According to the authors of this article (Donaldson, Marnik, Mackenzie, & Ackerman, 2009), principals need to concentrate on the development of skills and behaviors in order to be successful in motivating, leading, and changing the direction of a school. The successful principal understands that there exists a fine balance of caring for others and the need to accomplish specific tasks (Donaldson, Marnik, Mackenzie, & Ackerman, 2009).
The principal’s role in developing positive community relations sets the tone for communication patterns, partnership formation and/or alienation (Fiore, 2013). There are many tasks that the principal has that is important to school and community relations. Some of those are being a good listener, diplomatic and tactful and all situations. They also have to promote the open door policy to be free to communicate with students, parents, and their staff. They also have to inform the superintendent and community about good and bad things that are
The importance of effective leadership and its impact on improving student achievement are evident in today’s schools (Leithwood, Louis, Anderson, and Wahlstrom, 2004). While the school principal is traditionally thought to be the school leader, Glickman (1989) proposes that “the principal of successful schools is not the instructional leader but the educational leader who mobilizes the expertise, talent, and care of others” (p. 8). Lumpkin, Claxton, and Wilson (2014) contend that helping “each school fulfill its mission and energize and expand the professionalism and professional contributions of teachers, the expertise of all teachers, especially teacher leaders, is needed” (p. 59). Teachers directly impact student learning, and

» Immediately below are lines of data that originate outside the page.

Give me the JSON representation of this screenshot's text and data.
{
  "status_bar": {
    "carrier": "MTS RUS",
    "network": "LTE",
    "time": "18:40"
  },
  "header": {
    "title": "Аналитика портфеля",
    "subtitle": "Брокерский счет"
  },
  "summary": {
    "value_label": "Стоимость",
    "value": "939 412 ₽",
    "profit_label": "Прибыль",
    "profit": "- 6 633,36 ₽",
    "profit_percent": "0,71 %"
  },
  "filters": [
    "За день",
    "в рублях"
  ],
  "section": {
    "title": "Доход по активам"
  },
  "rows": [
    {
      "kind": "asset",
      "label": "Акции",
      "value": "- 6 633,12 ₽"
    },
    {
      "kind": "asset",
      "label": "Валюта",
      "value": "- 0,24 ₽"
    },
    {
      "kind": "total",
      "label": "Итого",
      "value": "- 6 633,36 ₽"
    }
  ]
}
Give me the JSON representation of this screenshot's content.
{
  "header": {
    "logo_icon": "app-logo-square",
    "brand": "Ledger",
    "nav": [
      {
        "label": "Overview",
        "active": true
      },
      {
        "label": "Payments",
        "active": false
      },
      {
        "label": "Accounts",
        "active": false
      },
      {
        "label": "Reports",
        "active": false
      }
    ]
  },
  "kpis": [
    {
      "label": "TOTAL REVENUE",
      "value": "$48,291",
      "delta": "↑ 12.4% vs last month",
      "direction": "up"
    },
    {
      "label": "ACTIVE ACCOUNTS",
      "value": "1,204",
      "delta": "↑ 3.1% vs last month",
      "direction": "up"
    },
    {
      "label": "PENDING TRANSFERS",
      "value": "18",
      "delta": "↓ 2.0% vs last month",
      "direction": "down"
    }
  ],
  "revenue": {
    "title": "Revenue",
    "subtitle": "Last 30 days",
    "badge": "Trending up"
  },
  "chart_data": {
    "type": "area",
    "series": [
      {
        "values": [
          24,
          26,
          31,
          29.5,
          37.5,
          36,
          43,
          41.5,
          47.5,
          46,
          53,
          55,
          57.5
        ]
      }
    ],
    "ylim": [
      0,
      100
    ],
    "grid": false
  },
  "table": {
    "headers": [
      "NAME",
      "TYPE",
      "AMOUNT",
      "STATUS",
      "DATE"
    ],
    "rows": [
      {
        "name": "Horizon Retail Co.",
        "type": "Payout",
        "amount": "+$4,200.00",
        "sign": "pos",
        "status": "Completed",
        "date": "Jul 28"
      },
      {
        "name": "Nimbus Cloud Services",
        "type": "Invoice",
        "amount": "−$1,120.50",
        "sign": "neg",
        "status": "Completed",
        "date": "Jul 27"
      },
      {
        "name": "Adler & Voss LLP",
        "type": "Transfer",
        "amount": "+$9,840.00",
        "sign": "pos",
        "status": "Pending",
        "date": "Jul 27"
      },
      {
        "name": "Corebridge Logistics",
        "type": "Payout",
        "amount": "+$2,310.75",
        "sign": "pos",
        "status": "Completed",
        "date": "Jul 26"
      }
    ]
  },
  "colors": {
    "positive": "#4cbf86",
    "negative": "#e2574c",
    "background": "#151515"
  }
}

Building relationships is not an easy task to accomplish, but it is certainly a much needed one. This is particularly true for educators and anyone working in the public service sector. I believe that we cannot truly help a student reach her or his ultimate potential without first knowing the story behind it all. This story, however, will not magically unfold itself. It takes time, patience and a great deal of dedication to build relationships. Dr. Patrick Camangian raises this point in his talk at Mills College. He stresses the importance of these relationships in helping students who have experienced trauma during their lifetime. Building relationships is one of the skills I pride myself in, but also have much to learn about.
Effective school leadership today must combine the traditional school leadership duties such as teacher evaluation, budgeting, scheduling, and facilities maintenance with a deep involvement with specific aspects of teaching and learning. Effective instructional leaders are intensely involved in curricular and instructional issues that directly affect student achievement (Cotton, 2003). The writer of this paper acknowledges that school principals should play the role of instructional leaders, not just a school manager. The reality is that are many demands on a principals time and management skills making it difficult for most of them to spend time in classrooms, when performing teacher evaluation. Principals often make sure that teachers